Keep in mind that it may take some time to get your account unfrozen, especially if your trustee is backed up with other cases. In the meantime, make sure you have access to cash or other funds to cover your essential living expenses. If the bank is unresponsive or refuses to release your exempt funds, your attorney can file a motion with the court to compel them to do so. It’s important to act quickly, as you don’t want to be without access to your money for an extended period. Once your account is unfrozen, consider keeping detailed records of your account activity going forward. This can help you quickly address any future issues or questions from the bank or trustee. Remember, the key is to stay calm, communicate with your attorney, and provide any requested documentation promptly. By being proactive and informed, you can minimize the impact of a frozen bank account and get back to focusing on your fresh financial start.

Key Takeaway: 

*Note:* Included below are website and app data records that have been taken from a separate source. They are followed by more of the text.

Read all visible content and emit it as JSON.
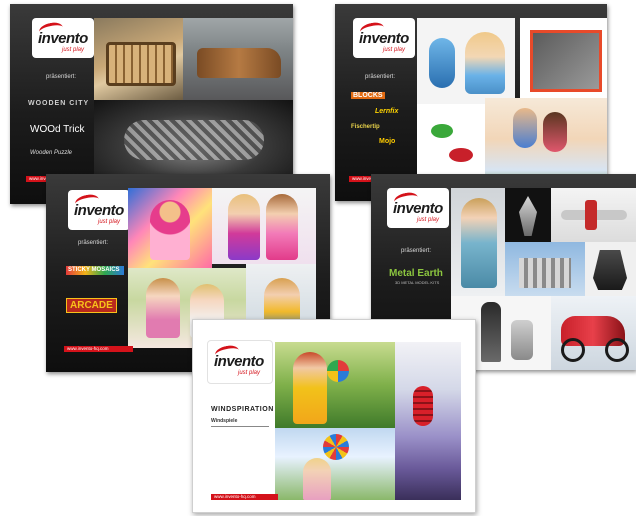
{
  "logo": {
    "word": "invento",
    "tagline": "just play"
  },
  "presents_label": "präsentiert:",
  "url_text": "www.invento-hq.com",
  "cards": {
    "card1": {
      "brands": [
        "WOODEN CITY",
        "WOOd Trick",
        "Wooden Puzzle"
      ]
    },
    "card2": {
      "brands": [
        "BLOCKS",
        "Lernfix",
        "Fischertip",
        "Mojo"
      ]
    },
    "card3": {
      "brands": [
        "STICKY MOSAICS",
        "ARCADE"
      ]
    },
    "card4": {
      "brands": [
        "Metal Earth"
      ],
      "brand_sub": "3D METAL MODEL KITS"
    },
    "card5": {
      "brands": [
        "WINDSPIRATION"
      ],
      "brand_sub": "Windspiele"
    }
  },
  "colors": {
    "brand_red": "#d4121a",
    "card_dark": "#1c1c1c",
    "metal_earth_green": "#8cc63f"
  }
}
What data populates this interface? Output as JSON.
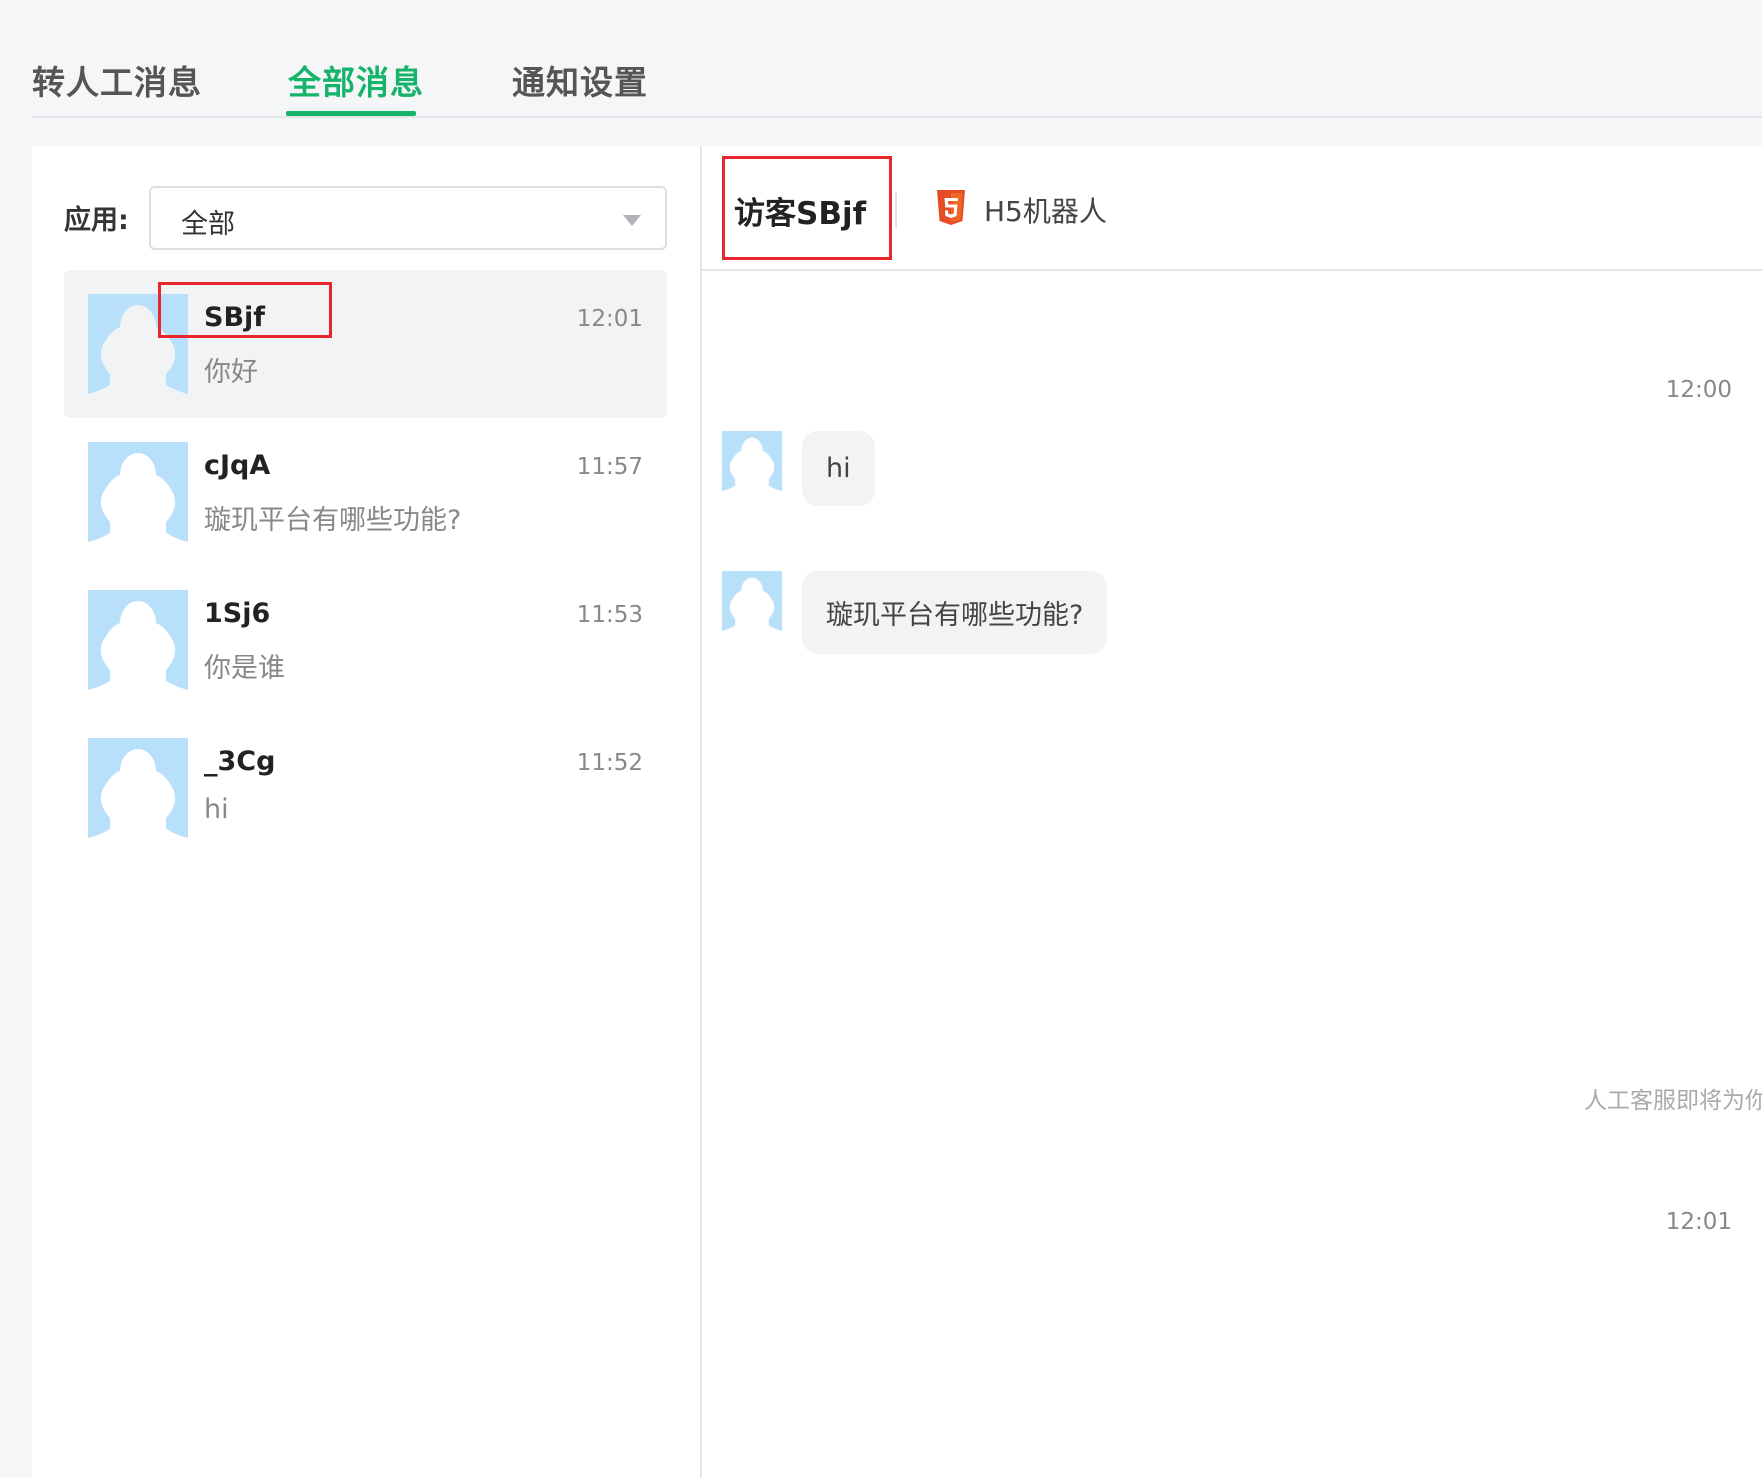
{
  "tabs": [
    {
      "label": "转人工消息",
      "active": false
    },
    {
      "label": "全部消息",
      "active": true
    },
    {
      "label": "通知设置",
      "active": false
    }
  ],
  "colors": {
    "accent": "#16b36a",
    "highlight": "#e8262c",
    "avatar": "#b8e0fb"
  },
  "filter": {
    "label": "应用:",
    "value": "全部",
    "icon": "caret-down-icon"
  },
  "conversations": [
    {
      "name": "SBjf",
      "time": "12:01",
      "preview": "你好",
      "active": true
    },
    {
      "name": "cJqA",
      "time": "11:57",
      "preview": "璇玑平台有哪些功能?",
      "active": false
    },
    {
      "name": "1Sj6",
      "time": "11:53",
      "preview": "你是谁",
      "active": false
    },
    {
      "name": "_3Cg",
      "time": "11:52",
      "preview": "hi",
      "active": false
    }
  ],
  "chat": {
    "visitor_name": "访客SBjf",
    "app_icon": "html5-icon",
    "app_name": "H5机器人",
    "messages": [
      {
        "time": "12:00"
      },
      {
        "text": "hi"
      },
      {
        "text": "璇玑平台有哪些功能?"
      }
    ],
    "system_note": "人工客服即将为你",
    "last_time": "12:01"
  }
}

Filing for bankruptcy impacts your financial life, especially your bank accounts. Your account can be frozen and funds over exemption limits taken by trustees. To protect yourself, work with a savvy attorney to strategically use exemptions and separate exempt from non-exempt funds before filing. Stay calm if your account freezes; quickly provide proof of exempt funds to get it unfrozen.


Dealing with frozen bank accounts and bankruptcy is never easy, but armed with the right knowledge, you can take steps to protect your funds and keep your account open. Remember to choose the right bankruptcy exemptions, work closely with your attorney, and communicate proactively with your bank.

If your account does get frozen, don’t panic. Provide documentation of exempt funds to your trustee or attorney, and they can help get the freeze lifted. And most importantly, know that you will get through this. Bankruptcy isn’t the end of the road – it’s a chance to start fresh and rebuild your financial future.